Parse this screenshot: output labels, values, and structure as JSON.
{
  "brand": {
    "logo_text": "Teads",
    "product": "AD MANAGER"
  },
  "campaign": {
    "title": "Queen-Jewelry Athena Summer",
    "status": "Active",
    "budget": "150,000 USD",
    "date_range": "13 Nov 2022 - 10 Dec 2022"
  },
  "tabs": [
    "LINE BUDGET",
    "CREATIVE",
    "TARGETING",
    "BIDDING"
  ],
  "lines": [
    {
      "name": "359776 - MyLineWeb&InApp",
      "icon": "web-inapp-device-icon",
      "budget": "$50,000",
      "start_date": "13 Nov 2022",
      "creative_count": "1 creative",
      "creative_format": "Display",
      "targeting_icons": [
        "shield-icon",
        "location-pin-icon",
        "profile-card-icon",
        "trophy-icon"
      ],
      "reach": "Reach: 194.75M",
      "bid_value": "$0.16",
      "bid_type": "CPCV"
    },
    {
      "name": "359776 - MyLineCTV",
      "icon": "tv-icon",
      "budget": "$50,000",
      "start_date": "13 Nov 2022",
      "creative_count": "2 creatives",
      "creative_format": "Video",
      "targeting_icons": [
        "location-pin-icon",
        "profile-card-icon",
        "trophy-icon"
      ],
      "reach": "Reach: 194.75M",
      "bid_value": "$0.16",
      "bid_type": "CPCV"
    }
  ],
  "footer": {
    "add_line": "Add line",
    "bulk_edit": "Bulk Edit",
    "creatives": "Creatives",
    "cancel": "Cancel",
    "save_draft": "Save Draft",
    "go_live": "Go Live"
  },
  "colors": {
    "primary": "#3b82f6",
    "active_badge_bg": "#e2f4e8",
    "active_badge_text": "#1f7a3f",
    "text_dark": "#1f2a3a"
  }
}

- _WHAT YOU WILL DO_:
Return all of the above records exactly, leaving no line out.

- _ANSWER SPACE_:
Parse this screenshot: output labels, values, and structure as JSON.
{
  "brand": {
    "logo_text": "Teads",
    "product": "AD MANAGER"
  },
  "campaign": {
    "title": "Queen-Jewelry Athena Summer",
    "status": "Active",
    "budget": "150,000 USD",
    "date_range": "13 Nov 2022 - 10 Dec 2022"
  },
  "tabs": [
    "LINE BUDGET",
    "CREATIVE",
    "TARGETING",
    "BIDDING"
  ],
  "lines": [
    {
      "name": "359776 - MyLineWeb&InApp",
      "icon": "web-inapp-device-icon",
      "budget": "$50,000",
      "start_date": "13 Nov 2022",
      "creative_count": "1 creative",
      "creative_format": "Display",
      "targeting_icons": [
        "shield-icon",
        "location-pin-icon",
        "profile-card-icon",
        "trophy-icon"
      ],
      "reach": "Reach: 194.75M",
      "bid_value": "$0.16",
      "bid_type": "CPCV"
    },
    {
      "name": "359776 - MyLineCTV",
      "icon": "tv-icon",
      "budget": "$50,000",
      "start_date": "13 Nov 2022",
      "creative_count": "2 creatives",
      "creative_format": "Video",
      "targeting_icons": [
        "location-pin-icon",
        "profile-card-icon",
        "trophy-icon"
      ],
      "reach": "Reach: 194.75M",
      "bid_value": "$0.16",
      "bid_type": "CPCV"
    }
  ],
  "footer": {
    "add_line": "Add line",
    "bulk_edit": "Bulk Edit",
    "creatives": "Creatives",
    "cancel": "Cancel",
    "save_draft": "Save Draft",
    "go_live": "Go Live"
  },
  "colors": {
    "primary": "#3b82f6",
    "active_badge_bg": "#e2f4e8",
    "active_badge_text": "#1f7a3f",
    "text_dark": "#1f2a3a"
  }
}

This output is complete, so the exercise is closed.